▶ Task statement
Word for word, repeat each of the records below.

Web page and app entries
___

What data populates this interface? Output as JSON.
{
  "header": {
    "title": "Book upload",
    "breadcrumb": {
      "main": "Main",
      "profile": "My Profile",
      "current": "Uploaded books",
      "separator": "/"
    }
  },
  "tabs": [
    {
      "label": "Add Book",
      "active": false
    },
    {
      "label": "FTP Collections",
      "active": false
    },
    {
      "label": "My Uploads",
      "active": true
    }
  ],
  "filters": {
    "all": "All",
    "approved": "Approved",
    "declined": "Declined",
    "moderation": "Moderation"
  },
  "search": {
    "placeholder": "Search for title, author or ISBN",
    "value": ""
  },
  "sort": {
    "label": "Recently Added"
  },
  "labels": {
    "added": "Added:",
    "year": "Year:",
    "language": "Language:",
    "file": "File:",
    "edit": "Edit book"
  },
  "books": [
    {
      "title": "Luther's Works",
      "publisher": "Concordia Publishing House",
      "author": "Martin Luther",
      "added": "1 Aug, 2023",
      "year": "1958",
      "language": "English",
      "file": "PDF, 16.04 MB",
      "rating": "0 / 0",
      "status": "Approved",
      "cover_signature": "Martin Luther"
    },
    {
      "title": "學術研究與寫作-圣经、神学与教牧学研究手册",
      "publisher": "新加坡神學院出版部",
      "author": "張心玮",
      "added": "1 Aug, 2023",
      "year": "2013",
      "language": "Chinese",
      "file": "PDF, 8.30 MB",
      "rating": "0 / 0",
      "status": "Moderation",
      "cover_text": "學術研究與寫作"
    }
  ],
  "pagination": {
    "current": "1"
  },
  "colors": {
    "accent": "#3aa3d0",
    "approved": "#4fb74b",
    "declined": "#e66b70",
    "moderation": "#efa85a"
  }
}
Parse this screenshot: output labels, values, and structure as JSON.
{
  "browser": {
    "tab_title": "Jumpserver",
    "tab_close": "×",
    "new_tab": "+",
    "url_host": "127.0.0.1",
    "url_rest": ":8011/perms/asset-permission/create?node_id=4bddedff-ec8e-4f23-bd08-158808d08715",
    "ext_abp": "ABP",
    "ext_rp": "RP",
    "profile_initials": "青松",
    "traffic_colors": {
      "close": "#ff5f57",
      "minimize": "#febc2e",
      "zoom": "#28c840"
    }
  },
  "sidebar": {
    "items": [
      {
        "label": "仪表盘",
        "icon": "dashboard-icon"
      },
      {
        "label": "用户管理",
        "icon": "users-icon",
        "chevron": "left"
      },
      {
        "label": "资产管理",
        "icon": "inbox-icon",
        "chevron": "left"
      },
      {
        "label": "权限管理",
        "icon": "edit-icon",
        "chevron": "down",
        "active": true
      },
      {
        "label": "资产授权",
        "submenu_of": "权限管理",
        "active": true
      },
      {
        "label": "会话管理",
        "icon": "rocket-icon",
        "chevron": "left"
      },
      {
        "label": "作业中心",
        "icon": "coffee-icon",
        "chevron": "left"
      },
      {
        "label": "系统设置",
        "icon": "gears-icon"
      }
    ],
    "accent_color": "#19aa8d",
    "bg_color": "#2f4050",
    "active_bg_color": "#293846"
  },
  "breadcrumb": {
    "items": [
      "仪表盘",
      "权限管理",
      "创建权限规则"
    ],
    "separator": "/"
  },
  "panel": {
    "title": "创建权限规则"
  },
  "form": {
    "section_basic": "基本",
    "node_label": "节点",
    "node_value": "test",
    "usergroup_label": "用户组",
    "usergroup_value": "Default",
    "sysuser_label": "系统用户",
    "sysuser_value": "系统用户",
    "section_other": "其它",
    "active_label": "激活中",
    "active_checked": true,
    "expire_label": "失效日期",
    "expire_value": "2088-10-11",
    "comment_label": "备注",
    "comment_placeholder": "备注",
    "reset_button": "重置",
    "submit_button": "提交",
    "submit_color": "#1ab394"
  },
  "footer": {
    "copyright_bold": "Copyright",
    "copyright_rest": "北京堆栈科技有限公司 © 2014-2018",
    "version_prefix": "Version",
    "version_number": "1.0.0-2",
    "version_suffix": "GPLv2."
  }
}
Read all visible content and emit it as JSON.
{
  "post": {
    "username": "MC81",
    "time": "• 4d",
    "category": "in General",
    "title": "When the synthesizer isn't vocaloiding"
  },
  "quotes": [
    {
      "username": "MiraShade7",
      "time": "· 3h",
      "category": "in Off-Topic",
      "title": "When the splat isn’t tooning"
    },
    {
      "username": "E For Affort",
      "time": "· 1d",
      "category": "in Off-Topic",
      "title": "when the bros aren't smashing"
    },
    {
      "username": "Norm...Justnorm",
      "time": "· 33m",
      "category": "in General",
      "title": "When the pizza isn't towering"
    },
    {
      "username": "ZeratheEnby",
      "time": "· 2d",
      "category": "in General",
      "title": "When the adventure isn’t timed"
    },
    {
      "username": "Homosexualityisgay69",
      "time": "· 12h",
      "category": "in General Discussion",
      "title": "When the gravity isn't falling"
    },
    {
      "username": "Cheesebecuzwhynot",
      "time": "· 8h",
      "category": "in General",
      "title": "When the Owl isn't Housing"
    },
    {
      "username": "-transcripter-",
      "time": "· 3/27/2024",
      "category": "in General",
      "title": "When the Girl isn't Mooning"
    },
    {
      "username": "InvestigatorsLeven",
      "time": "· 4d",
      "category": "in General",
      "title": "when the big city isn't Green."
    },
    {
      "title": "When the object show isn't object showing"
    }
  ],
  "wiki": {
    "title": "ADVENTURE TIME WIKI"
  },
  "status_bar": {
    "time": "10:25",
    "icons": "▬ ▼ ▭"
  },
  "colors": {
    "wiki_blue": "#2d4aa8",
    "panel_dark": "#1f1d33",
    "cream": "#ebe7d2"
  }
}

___

▶ Response to this exercise
What data populates this interface? Output as JSON.
{
  "header": {
    "title": "Book upload",
    "breadcrumb": {
      "main": "Main",
      "profile": "My Profile",
      "current": "Uploaded books",
      "separator": "/"
    }
  },
  "tabs": [
    {
      "label": "Add Book",
      "active": false
    },
    {
      "label": "FTP Collections",
      "active": false
    },
    {
      "label": "My Uploads",
      "active": true
    }
  ],
  "filters": {
    "all": "All",
    "approved": "Approved",
    "declined": "Declined",
    "moderation": "Moderation"
  },
  "search": {
    "placeholder": "Search for title, author or ISBN",
    "value": ""
  },
  "sort": {
    "label": "Recently Added"
  },
  "labels": {
    "added": "Added:",
    "year": "Year:",
    "language": "Language:",
    "file": "File:",
    "edit": "Edit book"
  },
  "books": [
    {
      "title": "Luther's Works",
      "publisher": "Concordia Publishing House",
      "author": "Martin Luther",
      "added": "1 Aug, 2023",
      "year": "1958",
      "language": "English",
      "file": "PDF, 16.04 MB",
      "rating": "0 / 0",
      "status": "Approved",
      "cover_signature": "Martin Luther"
    },
    {
      "title": "學術研究與寫作-圣经、神学与教牧学研究手册",
      "publisher": "新加坡神學院出版部",
      "author": "張心玮",
      "added": "1 Aug, 2023",
      "year": "2013",
      "language": "Chinese",
      "file": "PDF, 8.30 MB",
      "rating": "0 / 0",
      "status": "Moderation",
      "cover_text": "學術研究與寫作"
    }
  ],
  "pagination": {
    "current": "1"
  },
  "colors": {
    "accent": "#3aa3d0",
    "approved": "#4fb74b",
    "declined": "#e66b70",
    "moderation": "#efa85a"
  }
}
Parse this screenshot: output labels, values, and structure as JSON.
{
  "browser": {
    "tab_title": "Jumpserver",
    "tab_close": "×",
    "new_tab": "+",
    "url_host": "127.0.0.1",
    "url_rest": ":8011/perms/asset-permission/create?node_id=4bddedff-ec8e-4f23-bd08-158808d08715",
    "ext_abp": "ABP",
    "ext_rp": "RP",
    "profile_initials": "青松",
    "traffic_colors": {
      "close": "#ff5f57",
      "minimize": "#febc2e",
      "zoom": "#28c840"
    }
  },
  "sidebar": {
    "items": [
      {
        "label": "仪表盘",
        "icon": "dashboard-icon"
      },
      {
        "label": "用户管理",
        "icon": "users-icon",
        "chevron": "left"
      },
      {
        "label": "资产管理",
        "icon": "inbox-icon",
        "chevron": "left"
      },
      {
        "label": "权限管理",
        "icon": "edit-icon",
        "chevron": "down",
        "active": true
      },
      {
        "label": "资产授权",
        "submenu_of": "权限管理",
        "active": true
      },
      {
        "label": "会话管理",
        "icon": "rocket-icon",
        "chevron": "left"
      },
      {
        "label": "作业中心",
        "icon": "coffee-icon",
        "chevron": "left"
      },
      {
        "label": "系统设置",
        "icon": "gears-icon"
      }
    ],
    "accent_color": "#19aa8d",
    "bg_color": "#2f4050",
    "active_bg_color": "#293846"
  },
  "breadcrumb": {
    "items": [
      "仪表盘",
      "权限管理",
      "创建权限规则"
    ],
    "separator": "/"
  },
  "panel": {
    "title": "创建权限规则"
  },
  "form": {
    "section_basic": "基本",
    "node_label": "节点",
    "node_value": "test",
    "usergroup_label": "用户组",
    "usergroup_value": "Default",
    "sysuser_label": "系统用户",
    "sysuser_value": "系统用户",
    "section_other": "其它",
    "active_label": "激活中",
    "active_checked": true,
    "expire_label": "失效日期",
    "expire_value": "2088-10-11",
    "comment_label": "备注",
    "comment_placeholder": "备注",
    "reset_button": "重置",
    "submit_button": "提交",
    "submit_color": "#1ab394"
  },
  "footer": {
    "copyright_bold": "Copyright",
    "copyright_rest": "北京堆栈科技有限公司 © 2014-2018",
    "version_prefix": "Version",
    "version_number": "1.0.0-2",
    "version_suffix": "GPLv2."
  }
}
Read all visible content and emit it as JSON.
{
  "post": {
    "username": "MC81",
    "time": "• 4d",
    "category": "in General",
    "title": "When the synthesizer isn't vocaloiding"
  },
  "quotes": [
    {
      "username": "MiraShade7",
      "time": "· 3h",
      "category": "in Off-Topic",
      "title": "When the splat isn’t tooning"
    },
    {
      "username": "E For Affort",
      "time": "· 1d",
      "category": "in Off-Topic",
      "title": "when the bros aren't smashing"
    },
    {
      "username": "Norm...Justnorm",
      "time": "· 33m",
      "category": "in General",
      "title": "When the pizza isn't towering"
    },
    {
      "username": "ZeratheEnby",
      "time": "· 2d",
      "category": "in General",
      "title": "When the adventure isn’t timed"
    },
    {
      "username": "Homosexualityisgay69",
      "time": "· 12h",
      "category": "in General Discussion",
      "title": "When the gravity isn't falling"
    },
    {
      "username": "Cheesebecuzwhynot",
      "time": "· 8h",
      "category": "in General",
      "title": "When the Owl isn't Housing"
    },
    {
      "username": "-transcripter-",
      "time": "· 3/27/2024",
      "category": "in General",
      "title": "When the Girl isn't Mooning"
    },
    {
      "username": "InvestigatorsLeven",
      "time": "· 4d",
      "category": "in General",
      "title": "when the big city isn't Green."
    },
    {
      "title": "When the object show isn't object showing"
    }
  ],
  "wiki": {
    "title": "ADVENTURE TIME WIKI"
  },
  "status_bar": {
    "time": "10:25",
    "icons": "▬ ▼ ▭"
  },
  "colors": {
    "wiki_blue": "#2d4aa8",
    "panel_dark": "#1f1d33",
    "cream": "#ebe7d2"
  }
}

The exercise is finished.